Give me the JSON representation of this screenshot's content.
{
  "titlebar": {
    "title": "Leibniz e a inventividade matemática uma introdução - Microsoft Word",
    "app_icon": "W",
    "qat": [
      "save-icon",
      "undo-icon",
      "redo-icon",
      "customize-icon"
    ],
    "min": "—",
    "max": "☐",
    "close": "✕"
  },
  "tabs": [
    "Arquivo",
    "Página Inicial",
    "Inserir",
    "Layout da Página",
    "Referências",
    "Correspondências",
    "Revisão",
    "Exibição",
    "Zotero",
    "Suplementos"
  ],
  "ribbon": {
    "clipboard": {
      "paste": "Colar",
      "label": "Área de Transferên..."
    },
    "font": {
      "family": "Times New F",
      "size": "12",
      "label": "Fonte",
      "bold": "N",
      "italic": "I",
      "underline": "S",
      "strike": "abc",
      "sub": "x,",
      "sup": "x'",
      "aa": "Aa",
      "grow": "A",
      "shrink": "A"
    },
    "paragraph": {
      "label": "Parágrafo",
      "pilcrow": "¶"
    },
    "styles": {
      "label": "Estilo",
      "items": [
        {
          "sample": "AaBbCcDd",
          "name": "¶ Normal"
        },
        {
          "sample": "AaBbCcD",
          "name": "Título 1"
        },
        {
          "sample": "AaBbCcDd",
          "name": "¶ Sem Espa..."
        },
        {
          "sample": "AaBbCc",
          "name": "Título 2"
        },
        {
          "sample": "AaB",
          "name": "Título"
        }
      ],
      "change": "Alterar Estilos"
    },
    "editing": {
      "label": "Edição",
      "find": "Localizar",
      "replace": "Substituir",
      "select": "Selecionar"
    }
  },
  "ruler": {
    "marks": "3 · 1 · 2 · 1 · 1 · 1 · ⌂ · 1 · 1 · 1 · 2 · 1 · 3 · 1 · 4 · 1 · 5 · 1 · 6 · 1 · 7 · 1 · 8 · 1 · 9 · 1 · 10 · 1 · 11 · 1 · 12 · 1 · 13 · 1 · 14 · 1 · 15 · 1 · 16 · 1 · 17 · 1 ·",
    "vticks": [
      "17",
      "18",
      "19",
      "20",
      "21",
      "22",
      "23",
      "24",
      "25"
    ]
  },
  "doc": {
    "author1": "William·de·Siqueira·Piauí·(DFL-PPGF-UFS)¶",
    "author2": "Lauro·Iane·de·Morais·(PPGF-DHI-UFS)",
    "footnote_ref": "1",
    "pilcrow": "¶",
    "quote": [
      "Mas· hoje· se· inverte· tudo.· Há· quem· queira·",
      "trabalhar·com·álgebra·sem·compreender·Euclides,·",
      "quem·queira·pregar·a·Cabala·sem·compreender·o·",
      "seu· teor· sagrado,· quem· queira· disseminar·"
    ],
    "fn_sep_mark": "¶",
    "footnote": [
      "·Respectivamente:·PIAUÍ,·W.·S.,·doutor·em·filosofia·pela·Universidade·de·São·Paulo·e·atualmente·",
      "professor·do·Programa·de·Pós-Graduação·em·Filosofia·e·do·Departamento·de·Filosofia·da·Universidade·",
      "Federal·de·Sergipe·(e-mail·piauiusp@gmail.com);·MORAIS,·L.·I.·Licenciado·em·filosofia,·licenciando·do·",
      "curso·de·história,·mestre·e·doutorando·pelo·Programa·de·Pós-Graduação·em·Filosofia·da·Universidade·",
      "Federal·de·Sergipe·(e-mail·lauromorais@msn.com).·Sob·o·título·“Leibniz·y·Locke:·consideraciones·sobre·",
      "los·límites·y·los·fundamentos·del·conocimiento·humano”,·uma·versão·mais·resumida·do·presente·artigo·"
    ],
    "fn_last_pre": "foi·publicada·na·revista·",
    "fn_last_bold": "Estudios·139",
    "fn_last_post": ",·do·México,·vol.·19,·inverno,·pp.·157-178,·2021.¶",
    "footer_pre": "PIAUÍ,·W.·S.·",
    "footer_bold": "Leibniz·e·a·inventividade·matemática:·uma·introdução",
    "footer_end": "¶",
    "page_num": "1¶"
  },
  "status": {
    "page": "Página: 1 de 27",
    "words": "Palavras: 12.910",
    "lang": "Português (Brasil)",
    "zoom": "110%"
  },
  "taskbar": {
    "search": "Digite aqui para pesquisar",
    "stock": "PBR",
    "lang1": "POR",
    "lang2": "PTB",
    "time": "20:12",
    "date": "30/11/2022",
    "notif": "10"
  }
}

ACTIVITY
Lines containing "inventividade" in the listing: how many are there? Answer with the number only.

REPLY
2